## DIRECTIONS FOR THIS TASK
Look through the entries below and report every line that has "Server".

## AVAILABLE DATA

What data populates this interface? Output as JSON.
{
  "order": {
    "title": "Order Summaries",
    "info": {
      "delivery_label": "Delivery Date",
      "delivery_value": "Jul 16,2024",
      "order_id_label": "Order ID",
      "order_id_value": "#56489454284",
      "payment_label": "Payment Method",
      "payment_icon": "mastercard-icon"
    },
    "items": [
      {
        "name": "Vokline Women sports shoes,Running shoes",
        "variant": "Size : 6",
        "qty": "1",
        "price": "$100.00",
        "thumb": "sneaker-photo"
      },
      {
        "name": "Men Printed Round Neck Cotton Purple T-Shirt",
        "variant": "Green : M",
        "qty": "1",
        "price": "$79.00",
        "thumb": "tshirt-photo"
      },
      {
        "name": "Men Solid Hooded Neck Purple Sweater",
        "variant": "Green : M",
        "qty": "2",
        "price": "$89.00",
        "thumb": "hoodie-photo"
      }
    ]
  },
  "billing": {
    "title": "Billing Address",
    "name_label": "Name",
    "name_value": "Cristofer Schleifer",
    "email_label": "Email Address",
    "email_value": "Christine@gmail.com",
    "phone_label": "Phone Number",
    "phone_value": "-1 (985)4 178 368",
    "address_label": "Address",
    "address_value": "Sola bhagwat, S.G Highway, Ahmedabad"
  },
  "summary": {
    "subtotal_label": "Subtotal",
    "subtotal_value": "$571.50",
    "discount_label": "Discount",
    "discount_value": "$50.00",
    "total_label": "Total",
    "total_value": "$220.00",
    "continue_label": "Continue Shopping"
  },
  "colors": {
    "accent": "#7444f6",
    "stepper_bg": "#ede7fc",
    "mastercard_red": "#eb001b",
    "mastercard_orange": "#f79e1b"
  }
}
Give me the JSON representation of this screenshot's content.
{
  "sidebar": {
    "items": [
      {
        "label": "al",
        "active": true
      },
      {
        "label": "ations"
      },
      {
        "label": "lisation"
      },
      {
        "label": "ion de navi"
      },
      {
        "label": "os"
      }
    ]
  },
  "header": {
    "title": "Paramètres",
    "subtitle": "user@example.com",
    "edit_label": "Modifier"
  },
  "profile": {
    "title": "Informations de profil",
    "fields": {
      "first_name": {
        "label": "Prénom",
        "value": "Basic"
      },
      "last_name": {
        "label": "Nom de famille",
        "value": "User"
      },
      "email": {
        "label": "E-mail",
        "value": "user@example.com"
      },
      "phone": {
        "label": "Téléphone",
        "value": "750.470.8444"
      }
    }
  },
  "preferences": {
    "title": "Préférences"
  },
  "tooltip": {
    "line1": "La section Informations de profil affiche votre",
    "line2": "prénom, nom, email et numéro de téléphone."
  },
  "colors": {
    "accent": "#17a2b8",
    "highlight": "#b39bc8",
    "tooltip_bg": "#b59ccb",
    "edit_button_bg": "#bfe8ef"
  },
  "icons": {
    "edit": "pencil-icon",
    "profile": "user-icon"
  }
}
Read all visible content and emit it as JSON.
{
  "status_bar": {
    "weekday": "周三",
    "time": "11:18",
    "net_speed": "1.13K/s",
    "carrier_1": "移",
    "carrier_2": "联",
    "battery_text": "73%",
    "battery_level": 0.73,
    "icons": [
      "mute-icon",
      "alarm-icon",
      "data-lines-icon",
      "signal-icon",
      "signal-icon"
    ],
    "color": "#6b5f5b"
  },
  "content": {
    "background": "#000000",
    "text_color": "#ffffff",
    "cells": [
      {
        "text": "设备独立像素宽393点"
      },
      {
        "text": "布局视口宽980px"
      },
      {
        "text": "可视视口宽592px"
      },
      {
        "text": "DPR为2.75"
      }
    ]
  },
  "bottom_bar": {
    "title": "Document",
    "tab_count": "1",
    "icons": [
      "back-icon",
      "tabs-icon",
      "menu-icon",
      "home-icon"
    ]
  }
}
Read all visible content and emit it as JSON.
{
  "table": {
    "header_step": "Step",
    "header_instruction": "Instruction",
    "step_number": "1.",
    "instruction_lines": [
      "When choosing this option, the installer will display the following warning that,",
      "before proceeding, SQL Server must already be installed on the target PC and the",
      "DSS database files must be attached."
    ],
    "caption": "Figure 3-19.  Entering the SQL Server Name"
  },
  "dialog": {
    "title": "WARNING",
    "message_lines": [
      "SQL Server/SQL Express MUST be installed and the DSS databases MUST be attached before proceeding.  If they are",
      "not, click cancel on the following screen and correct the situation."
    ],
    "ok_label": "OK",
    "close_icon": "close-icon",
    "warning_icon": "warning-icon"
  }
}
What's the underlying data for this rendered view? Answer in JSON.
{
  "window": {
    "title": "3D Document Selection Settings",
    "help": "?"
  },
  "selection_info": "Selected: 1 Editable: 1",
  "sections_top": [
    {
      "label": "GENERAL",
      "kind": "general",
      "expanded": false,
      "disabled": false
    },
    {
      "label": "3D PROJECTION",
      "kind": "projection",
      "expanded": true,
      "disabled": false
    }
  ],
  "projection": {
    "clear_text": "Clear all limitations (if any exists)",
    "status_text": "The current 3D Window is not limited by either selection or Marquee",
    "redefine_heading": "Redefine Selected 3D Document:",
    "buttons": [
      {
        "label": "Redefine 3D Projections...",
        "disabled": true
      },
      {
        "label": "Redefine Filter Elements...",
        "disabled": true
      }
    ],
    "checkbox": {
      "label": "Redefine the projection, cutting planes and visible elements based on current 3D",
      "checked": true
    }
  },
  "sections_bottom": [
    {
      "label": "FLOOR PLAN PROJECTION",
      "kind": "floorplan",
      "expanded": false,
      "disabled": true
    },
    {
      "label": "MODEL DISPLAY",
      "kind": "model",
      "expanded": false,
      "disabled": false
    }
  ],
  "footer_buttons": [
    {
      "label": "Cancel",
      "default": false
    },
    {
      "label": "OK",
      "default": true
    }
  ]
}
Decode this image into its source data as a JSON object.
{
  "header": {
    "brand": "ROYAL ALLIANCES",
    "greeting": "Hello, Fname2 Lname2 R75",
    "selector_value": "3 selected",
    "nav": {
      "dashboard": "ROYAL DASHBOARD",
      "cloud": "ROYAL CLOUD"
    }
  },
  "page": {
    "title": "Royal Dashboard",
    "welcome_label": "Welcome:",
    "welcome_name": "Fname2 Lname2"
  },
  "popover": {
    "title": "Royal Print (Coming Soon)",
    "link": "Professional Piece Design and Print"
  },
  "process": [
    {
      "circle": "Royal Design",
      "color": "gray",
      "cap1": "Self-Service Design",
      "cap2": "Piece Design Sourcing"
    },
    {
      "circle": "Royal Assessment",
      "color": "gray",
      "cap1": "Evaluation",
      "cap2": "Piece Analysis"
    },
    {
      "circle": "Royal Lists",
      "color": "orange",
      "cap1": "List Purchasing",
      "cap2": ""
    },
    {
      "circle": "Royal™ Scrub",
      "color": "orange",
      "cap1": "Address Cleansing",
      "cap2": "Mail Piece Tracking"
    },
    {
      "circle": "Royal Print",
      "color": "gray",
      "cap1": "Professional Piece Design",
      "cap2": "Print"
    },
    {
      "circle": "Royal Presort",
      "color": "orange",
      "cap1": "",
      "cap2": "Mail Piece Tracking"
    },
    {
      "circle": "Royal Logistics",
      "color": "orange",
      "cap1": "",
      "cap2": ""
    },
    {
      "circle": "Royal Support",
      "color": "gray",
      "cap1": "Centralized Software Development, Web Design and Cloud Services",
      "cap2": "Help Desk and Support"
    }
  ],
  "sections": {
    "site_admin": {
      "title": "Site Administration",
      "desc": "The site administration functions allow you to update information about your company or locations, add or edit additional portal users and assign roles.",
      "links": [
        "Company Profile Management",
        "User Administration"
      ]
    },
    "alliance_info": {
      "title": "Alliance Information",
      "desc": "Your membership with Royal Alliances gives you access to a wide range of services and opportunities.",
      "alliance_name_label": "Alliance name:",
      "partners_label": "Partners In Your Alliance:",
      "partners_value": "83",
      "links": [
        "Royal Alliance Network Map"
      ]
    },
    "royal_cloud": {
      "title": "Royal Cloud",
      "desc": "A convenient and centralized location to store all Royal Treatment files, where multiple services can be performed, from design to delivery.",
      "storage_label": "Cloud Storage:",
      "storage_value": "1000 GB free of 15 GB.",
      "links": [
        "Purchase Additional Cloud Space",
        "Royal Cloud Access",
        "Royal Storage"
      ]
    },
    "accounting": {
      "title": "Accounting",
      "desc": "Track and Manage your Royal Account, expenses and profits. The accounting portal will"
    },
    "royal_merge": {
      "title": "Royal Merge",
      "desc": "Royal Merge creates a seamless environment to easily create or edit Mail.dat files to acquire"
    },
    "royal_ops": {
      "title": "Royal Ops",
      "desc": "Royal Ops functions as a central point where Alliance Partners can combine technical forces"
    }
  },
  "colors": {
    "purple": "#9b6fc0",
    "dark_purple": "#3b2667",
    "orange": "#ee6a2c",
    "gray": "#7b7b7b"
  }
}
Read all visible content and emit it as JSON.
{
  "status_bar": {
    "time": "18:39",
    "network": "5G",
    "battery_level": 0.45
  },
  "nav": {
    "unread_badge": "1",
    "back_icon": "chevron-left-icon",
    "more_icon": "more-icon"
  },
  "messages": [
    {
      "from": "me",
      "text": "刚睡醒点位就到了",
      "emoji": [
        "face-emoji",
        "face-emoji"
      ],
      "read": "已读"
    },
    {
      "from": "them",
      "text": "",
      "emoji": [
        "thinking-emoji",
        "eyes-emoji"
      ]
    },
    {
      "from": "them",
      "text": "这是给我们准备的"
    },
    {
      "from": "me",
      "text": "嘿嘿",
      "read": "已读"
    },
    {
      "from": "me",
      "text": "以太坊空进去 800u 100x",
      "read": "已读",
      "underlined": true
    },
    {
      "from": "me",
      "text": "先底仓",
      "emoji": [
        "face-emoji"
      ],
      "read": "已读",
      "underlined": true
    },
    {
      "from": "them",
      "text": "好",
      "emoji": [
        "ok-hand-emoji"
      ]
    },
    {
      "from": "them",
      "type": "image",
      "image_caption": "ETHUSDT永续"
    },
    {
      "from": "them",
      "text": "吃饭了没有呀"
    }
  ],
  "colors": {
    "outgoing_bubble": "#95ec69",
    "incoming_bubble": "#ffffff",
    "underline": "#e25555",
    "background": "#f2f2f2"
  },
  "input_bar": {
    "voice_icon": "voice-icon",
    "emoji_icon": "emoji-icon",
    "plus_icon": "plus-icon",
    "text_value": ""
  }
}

## SOLUTION
      "before proceeding, SQL Server must already be installed on the target PC and the",
    "caption": "Figure 3-19.  Entering the SQL Server Name"
      "SQL Server/SQL Express MUST be installed and the DSS databases MUST be attached before proceeding.  If they are",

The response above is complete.